Thus far we have 12 new faculty members joining us in the next academic year: one full professor and 11 assistant professors. Factoring in departures, we expect a net gain of seven faculty members. They come from fi elds ranging from accounting and economics to marketing and statistics. There is no doubt in my mind that our new crop will help enhance and broaden the school’s intellectual footprint.
Two of our “rookie” hires were offered jobs at Booth last year. They chose to defer joining so that they could spend a year in industry bolstering the applied side of their work. They spent last year at eBay and Google, respectively, acquiring practical insights to complement their outstanding academic training. I see this approach, where new members of the faculty invest significant time at the beginning of their careers in industry, as a very positive development.
Summer is bittersweet. We congratulate and bid adieu to our graduating students. In turn, we welcome our latest alumni. As you will read in this issue of Chicago Booth Magazine, the career choices of Booth graduates continue to diversify, with marketing, e-commerce, entrepreneurship, and general management featuring prominently in addition to consulting and financial services. The last two industries continue to account for more than half of the class job placements, but graduates’ interests - and their options - are broadening.

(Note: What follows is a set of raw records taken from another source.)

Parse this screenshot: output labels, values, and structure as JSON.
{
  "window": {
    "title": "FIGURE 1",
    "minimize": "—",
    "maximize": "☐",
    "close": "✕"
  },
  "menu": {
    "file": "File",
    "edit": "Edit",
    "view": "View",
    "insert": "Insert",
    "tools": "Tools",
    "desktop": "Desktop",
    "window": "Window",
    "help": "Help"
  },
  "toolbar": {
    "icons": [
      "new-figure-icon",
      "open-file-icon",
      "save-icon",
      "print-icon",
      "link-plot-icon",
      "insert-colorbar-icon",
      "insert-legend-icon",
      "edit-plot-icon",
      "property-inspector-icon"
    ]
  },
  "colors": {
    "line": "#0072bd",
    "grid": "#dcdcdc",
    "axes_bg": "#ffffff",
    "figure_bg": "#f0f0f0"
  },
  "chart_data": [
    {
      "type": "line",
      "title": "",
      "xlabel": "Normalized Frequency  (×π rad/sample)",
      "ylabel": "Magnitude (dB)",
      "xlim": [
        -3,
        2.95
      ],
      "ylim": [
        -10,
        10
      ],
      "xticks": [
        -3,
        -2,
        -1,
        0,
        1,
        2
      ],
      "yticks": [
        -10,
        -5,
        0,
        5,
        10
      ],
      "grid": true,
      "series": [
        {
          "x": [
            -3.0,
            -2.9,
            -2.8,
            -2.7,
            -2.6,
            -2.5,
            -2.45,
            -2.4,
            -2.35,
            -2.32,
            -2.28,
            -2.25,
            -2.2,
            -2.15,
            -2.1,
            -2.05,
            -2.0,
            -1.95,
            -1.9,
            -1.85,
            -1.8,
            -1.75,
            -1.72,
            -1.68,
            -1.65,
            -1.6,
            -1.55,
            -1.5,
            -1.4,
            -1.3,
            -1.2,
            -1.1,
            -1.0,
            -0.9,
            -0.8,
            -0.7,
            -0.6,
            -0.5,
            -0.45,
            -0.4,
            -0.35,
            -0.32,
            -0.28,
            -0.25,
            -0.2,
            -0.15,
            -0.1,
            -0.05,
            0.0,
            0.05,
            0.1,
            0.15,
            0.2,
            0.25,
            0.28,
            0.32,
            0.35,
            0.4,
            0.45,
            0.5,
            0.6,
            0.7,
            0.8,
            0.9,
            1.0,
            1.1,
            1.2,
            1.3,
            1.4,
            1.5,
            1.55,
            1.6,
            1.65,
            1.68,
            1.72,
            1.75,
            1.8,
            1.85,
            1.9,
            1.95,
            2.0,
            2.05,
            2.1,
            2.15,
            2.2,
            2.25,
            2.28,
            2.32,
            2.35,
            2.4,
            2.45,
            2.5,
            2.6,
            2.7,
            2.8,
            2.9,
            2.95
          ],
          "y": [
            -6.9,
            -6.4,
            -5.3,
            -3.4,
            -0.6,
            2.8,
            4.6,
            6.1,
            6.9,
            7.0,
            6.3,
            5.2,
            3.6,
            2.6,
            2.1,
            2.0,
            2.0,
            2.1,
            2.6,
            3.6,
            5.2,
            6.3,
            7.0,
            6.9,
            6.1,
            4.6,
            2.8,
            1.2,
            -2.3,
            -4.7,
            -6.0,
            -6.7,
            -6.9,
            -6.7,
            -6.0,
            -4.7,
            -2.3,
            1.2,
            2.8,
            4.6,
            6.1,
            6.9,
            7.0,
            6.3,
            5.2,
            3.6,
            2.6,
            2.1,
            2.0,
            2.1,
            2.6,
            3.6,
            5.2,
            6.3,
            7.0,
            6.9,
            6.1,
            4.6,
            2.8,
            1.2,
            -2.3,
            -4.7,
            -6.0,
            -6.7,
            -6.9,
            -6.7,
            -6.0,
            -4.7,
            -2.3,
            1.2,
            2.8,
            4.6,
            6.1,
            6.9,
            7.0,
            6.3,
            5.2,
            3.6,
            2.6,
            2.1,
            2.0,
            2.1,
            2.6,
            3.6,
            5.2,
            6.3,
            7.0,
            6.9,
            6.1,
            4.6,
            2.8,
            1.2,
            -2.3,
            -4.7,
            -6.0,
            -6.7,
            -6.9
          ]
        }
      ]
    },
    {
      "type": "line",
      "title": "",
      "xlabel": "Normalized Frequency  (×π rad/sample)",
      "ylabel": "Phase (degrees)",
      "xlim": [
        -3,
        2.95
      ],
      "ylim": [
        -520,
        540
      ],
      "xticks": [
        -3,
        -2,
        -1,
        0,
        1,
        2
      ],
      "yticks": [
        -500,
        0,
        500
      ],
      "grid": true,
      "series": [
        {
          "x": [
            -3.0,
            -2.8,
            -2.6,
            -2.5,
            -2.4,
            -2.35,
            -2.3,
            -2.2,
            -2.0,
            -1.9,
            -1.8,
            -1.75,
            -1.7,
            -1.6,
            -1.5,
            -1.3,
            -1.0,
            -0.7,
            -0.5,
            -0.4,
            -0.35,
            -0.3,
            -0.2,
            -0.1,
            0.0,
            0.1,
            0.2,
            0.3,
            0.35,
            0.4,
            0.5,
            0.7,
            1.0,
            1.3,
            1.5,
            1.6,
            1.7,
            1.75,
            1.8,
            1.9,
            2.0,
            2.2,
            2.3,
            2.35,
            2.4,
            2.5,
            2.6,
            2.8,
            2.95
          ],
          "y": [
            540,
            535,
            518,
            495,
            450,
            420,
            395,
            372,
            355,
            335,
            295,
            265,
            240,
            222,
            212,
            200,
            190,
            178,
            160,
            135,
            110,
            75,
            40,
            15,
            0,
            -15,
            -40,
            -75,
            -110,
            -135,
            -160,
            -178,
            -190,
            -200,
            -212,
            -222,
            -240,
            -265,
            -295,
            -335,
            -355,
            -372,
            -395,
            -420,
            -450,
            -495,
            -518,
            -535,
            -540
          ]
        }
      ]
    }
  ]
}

At the time of writing this letter, we have not yet finished admitting the class of 2014. All indications are that this will be another excellent class in terms of objective metrics like the median GMAT score and GPA. Matriculating students not only come from a variety of backgrounds and have diverse work experiences, but they also intend to use their Booth experience in a variety of ways to support their aspirations. So far, our incoming students hail from 50 different countries.
Finally, summer is a good time to experiment with new ideas. One such idea is LaunchPad, a workshop intended to help younger alumni with entrepreneurial ambitions get started on putting their plans together. More experienced alumni serve as mentors and judges; Booth faculty run the workshop. We have done a few such workshops in Chicago, and, this year, we are experimenting globally. This summer we will run a LaunchPad workshop at the University of Chicago’s Beijing Center and one at Booth’s London campus. We see this initiative as one effective way to support younger alumni globally and bring them closer to more experienced alumni and the school.
While Chicago Booth is in great shape, we cannot afford to sit still. Given the breadth of career aspirations of our students and alumni, and the range of issues confronting businesses today, it is evident to me that for Chicago Booth to get better, we have to get broader. It is important we do this without sacrifi cing our strengths and values. Each year, the new crop brings us closer to this end. Please join me in welcoming our new faculty, students, and alumni. I eagerly look forward to our community’s future accomplishments.
Dean and George Pratt Shultz Professor of Operations Management
Photo by Matthew Gilson